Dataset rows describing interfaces
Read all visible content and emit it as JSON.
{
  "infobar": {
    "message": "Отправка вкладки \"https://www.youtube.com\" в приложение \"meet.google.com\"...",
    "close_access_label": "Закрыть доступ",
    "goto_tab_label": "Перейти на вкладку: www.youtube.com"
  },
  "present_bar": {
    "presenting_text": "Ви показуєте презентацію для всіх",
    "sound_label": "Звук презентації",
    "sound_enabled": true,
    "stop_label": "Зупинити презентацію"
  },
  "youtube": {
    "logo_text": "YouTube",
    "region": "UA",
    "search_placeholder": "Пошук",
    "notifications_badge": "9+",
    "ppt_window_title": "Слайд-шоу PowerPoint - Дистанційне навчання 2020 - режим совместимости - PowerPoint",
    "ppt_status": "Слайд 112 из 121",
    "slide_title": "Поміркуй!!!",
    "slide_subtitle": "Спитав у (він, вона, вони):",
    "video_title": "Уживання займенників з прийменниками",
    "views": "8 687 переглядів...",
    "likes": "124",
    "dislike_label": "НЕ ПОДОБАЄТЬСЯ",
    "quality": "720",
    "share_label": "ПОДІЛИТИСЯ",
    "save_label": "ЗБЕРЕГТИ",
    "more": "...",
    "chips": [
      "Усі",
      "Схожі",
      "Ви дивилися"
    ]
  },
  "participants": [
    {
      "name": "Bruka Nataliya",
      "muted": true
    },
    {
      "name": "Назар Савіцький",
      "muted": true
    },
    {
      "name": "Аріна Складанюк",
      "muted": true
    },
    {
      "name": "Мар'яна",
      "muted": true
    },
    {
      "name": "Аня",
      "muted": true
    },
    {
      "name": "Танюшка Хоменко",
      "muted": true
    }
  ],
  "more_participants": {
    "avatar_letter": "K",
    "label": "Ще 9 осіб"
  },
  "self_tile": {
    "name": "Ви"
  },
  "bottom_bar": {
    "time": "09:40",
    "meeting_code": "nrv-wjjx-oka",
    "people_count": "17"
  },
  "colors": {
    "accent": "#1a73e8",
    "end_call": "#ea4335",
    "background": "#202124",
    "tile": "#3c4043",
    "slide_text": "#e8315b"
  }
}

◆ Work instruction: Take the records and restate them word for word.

◆ Exercise response:
Read all visible content and emit it as JSON.
{
  "infobar": {
    "message": "Отправка вкладки \"https://www.youtube.com\" в приложение \"meet.google.com\"...",
    "close_access_label": "Закрыть доступ",
    "goto_tab_label": "Перейти на вкладку: www.youtube.com"
  },
  "present_bar": {
    "presenting_text": "Ви показуєте презентацію для всіх",
    "sound_label": "Звук презентації",
    "sound_enabled": true,
    "stop_label": "Зупинити презентацію"
  },
  "youtube": {
    "logo_text": "YouTube",
    "region": "UA",
    "search_placeholder": "Пошук",
    "notifications_badge": "9+",
    "ppt_window_title": "Слайд-шоу PowerPoint - Дистанційне навчання 2020 - режим совместимости - PowerPoint",
    "ppt_status": "Слайд 112 из 121",
    "slide_title": "Поміркуй!!!",
    "slide_subtitle": "Спитав у (він, вона, вони):",
    "video_title": "Уживання займенників з прийменниками",
    "views": "8 687 переглядів...",
    "likes": "124",
    "dislike_label": "НЕ ПОДОБАЄТЬСЯ",
    "quality": "720",
    "share_label": "ПОДІЛИТИСЯ",
    "save_label": "ЗБЕРЕГТИ",
    "more": "...",
    "chips": [
      "Усі",
      "Схожі",
      "Ви дивилися"
    ]
  },
  "participants": [
    {
      "name": "Bruka Nataliya",
      "muted": true
    },
    {
      "name": "Назар Савіцький",
      "muted": true
    },
    {
      "name": "Аріна Складанюк",
      "muted": true
    },
    {
      "name": "Мар'яна",
      "muted": true
    },
    {
      "name": "Аня",
      "muted": true
    },
    {
      "name": "Танюшка Хоменко",
      "muted": true
    }
  ],
  "more_participants": {
    "avatar_letter": "K",
    "label": "Ще 9 осіб"
  },
  "self_tile": {
    "name": "Ви"
  },
  "bottom_bar": {
    "time": "09:40",
    "meeting_code": "nrv-wjjx-oka",
    "people_count": "17"
  },
  "colors": {
    "accent": "#1a73e8",
    "end_call": "#ea4335",
    "background": "#202124",
    "tile": "#3c4043",
    "slide_text": "#e8315b"
  }
}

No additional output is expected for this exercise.